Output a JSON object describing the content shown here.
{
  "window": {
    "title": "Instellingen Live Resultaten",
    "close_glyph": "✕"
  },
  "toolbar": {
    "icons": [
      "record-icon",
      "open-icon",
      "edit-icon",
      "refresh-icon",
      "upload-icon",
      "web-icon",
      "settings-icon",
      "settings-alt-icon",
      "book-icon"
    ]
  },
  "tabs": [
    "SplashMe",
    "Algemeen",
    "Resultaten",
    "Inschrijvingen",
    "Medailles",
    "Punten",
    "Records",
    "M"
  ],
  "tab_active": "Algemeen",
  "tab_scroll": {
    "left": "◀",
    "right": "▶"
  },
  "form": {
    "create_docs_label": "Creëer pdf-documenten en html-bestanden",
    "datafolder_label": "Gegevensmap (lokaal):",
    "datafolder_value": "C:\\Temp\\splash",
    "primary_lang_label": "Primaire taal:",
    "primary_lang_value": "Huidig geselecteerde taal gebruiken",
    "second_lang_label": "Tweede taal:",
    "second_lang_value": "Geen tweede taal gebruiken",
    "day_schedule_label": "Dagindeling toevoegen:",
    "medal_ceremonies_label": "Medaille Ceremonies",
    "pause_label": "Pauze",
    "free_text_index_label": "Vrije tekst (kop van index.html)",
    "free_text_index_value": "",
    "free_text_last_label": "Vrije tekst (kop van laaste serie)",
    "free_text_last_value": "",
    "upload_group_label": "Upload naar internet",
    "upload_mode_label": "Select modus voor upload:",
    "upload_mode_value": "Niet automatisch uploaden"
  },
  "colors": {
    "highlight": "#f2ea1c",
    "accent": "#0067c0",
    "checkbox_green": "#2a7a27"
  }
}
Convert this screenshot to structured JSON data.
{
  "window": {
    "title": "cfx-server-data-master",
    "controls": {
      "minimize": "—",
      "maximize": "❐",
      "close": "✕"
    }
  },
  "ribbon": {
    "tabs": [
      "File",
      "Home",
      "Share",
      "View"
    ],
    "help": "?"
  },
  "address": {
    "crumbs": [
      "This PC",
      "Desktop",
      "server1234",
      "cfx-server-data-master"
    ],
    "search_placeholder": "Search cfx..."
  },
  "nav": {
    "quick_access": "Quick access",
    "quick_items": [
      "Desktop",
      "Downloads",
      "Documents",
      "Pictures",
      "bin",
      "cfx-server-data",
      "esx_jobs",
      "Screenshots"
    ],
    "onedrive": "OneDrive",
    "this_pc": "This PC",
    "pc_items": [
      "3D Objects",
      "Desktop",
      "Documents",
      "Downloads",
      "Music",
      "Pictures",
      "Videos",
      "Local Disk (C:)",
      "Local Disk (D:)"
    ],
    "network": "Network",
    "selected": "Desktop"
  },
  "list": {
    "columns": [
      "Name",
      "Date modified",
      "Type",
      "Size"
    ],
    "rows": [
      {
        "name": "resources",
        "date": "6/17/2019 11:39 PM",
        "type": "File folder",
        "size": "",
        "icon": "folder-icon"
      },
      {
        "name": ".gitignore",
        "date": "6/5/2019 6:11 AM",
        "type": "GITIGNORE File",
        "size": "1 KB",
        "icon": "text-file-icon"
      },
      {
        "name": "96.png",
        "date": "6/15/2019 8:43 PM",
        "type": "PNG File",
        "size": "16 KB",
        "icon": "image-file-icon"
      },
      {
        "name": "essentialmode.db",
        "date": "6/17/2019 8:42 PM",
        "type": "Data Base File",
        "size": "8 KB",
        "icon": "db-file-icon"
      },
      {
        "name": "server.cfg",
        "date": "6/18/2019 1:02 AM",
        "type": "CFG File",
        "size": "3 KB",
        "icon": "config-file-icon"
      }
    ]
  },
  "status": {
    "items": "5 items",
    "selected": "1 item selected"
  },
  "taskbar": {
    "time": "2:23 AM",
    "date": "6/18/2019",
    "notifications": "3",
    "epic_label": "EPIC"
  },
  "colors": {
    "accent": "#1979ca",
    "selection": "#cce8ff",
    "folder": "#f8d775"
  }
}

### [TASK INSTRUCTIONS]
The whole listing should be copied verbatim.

### [TASK RESULT]
Output a JSON object describing the content shown here.
{
  "window": {
    "title": "Instellingen Live Resultaten",
    "close_glyph": "✕"
  },
  "toolbar": {
    "icons": [
      "record-icon",
      "open-icon",
      "edit-icon",
      "refresh-icon",
      "upload-icon",
      "web-icon",
      "settings-icon",
      "settings-alt-icon",
      "book-icon"
    ]
  },
  "tabs": [
    "SplashMe",
    "Algemeen",
    "Resultaten",
    "Inschrijvingen",
    "Medailles",
    "Punten",
    "Records",
    "M"
  ],
  "tab_active": "Algemeen",
  "tab_scroll": {
    "left": "◀",
    "right": "▶"
  },
  "form": {
    "create_docs_label": "Creëer pdf-documenten en html-bestanden",
    "datafolder_label": "Gegevensmap (lokaal):",
    "datafolder_value": "C:\\Temp\\splash",
    "primary_lang_label": "Primaire taal:",
    "primary_lang_value": "Huidig geselecteerde taal gebruiken",
    "second_lang_label": "Tweede taal:",
    "second_lang_value": "Geen tweede taal gebruiken",
    "day_schedule_label": "Dagindeling toevoegen:",
    "medal_ceremonies_label": "Medaille Ceremonies",
    "pause_label": "Pauze",
    "free_text_index_label": "Vrije tekst (kop van index.html)",
    "free_text_index_value": "",
    "free_text_last_label": "Vrije tekst (kop van laaste serie)",
    "free_text_last_value": "",
    "upload_group_label": "Upload naar internet",
    "upload_mode_label": "Select modus voor upload:",
    "upload_mode_value": "Niet automatisch uploaden"
  },
  "colors": {
    "highlight": "#f2ea1c",
    "accent": "#0067c0",
    "checkbox_green": "#2a7a27"
  }
}
Convert this screenshot to structured JSON data.
{
  "window": {
    "title": "cfx-server-data-master",
    "controls": {
      "minimize": "—",
      "maximize": "❐",
      "close": "✕"
    }
  },
  "ribbon": {
    "tabs": [
      "File",
      "Home",
      "Share",
      "View"
    ],
    "help": "?"
  },
  "address": {
    "crumbs": [
      "This PC",
      "Desktop",
      "server1234",
      "cfx-server-data-master"
    ],
    "search_placeholder": "Search cfx..."
  },
  "nav": {
    "quick_access": "Quick access",
    "quick_items": [
      "Desktop",
      "Downloads",
      "Documents",
      "Pictures",
      "bin",
      "cfx-server-data",
      "esx_jobs",
      "Screenshots"
    ],
    "onedrive": "OneDrive",
    "this_pc": "This PC",
    "pc_items": [
      "3D Objects",
      "Desktop",
      "Documents",
      "Downloads",
      "Music",
      "Pictures",
      "Videos",
      "Local Disk (C:)",
      "Local Disk (D:)"
    ],
    "network": "Network",
    "selected": "Desktop"
  },
  "list": {
    "columns": [
      "Name",
      "Date modified",
      "Type",
      "Size"
    ],
    "rows": [
      {
        "name": "resources",
        "date": "6/17/2019 11:39 PM",
        "type": "File folder",
        "size": "",
        "icon": "folder-icon"
      },
      {
        "name": ".gitignore",
        "date": "6/5/2019 6:11 AM",
        "type": "GITIGNORE File",
        "size": "1 KB",
        "icon": "text-file-icon"
      },
      {
        "name": "96.png",
        "date": "6/15/2019 8:43 PM",
        "type": "PNG File",
        "size": "16 KB",
        "icon": "image-file-icon"
      },
      {
        "name": "essentialmode.db",
        "date": "6/17/2019 8:42 PM",
        "type": "Data Base File",
        "size": "8 KB",
        "icon": "db-file-icon"
      },
      {
        "name": "server.cfg",
        "date": "6/18/2019 1:02 AM",
        "type": "CFG File",
        "size": "3 KB",
        "icon": "config-file-icon"
      }
    ]
  },
  "status": {
    "items": "5 items",
    "selected": "1 item selected"
  },
  "taskbar": {
    "time": "2:23 AM",
    "date": "6/18/2019",
    "notifications": "3",
    "epic_label": "EPIC"
  },
  "colors": {
    "accent": "#1979ca",
    "selection": "#cce8ff",
    "folder": "#f8d775"
  }
}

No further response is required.